Traffic deaths in the United States decreased by 3.1 percent in 2013 from the previous year and have declined nearly 25 percent in a decade, according to a report from the National Highway Traffic Safety Administration.
Occupant deaths in passenger vehicle crashed, including passenger cars, sport utility vehicles, minivans and pickup trucks, totaled 21,132 the lowest figure since 1975.
Additionally, motorcyclist and large truck occupant deaths decreased for the first time since 2009, by 6.4 percent and 0.9 percent, respectively.
Other key figures from the December 19 report include:
- Pedestrian deaths declined by 1.7 percent to 4,735 but were 15 percent higher than the record low of 4,109 in 2009
- The only category of occupants and non-occupants that saw an increase in deaths was pedal cyclists (743 in 2013, compared with 734 in 2012). Pedal cyclists are defined by NHTSA as “bicyclists and other riders of two-wheel non-motorized vehicles, tricycles and unicycles powered solely by pedals.”
- Deaths in distraction-related crashes fell by 6.7 percent to 3,154. Yet, the estimated number of injured in these crashes (424,000) rose by 1 percent.

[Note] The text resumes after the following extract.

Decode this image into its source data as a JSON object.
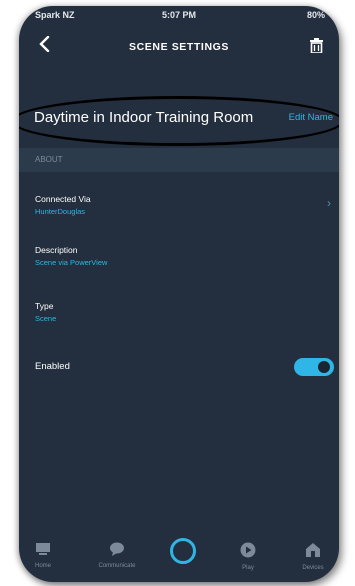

- Alcohol-impaired driving deaths declined by 2.5 percent to 10,076, making up 31 percent of overall traffic deaths in 2013.
Source: National Safety Council, January 2015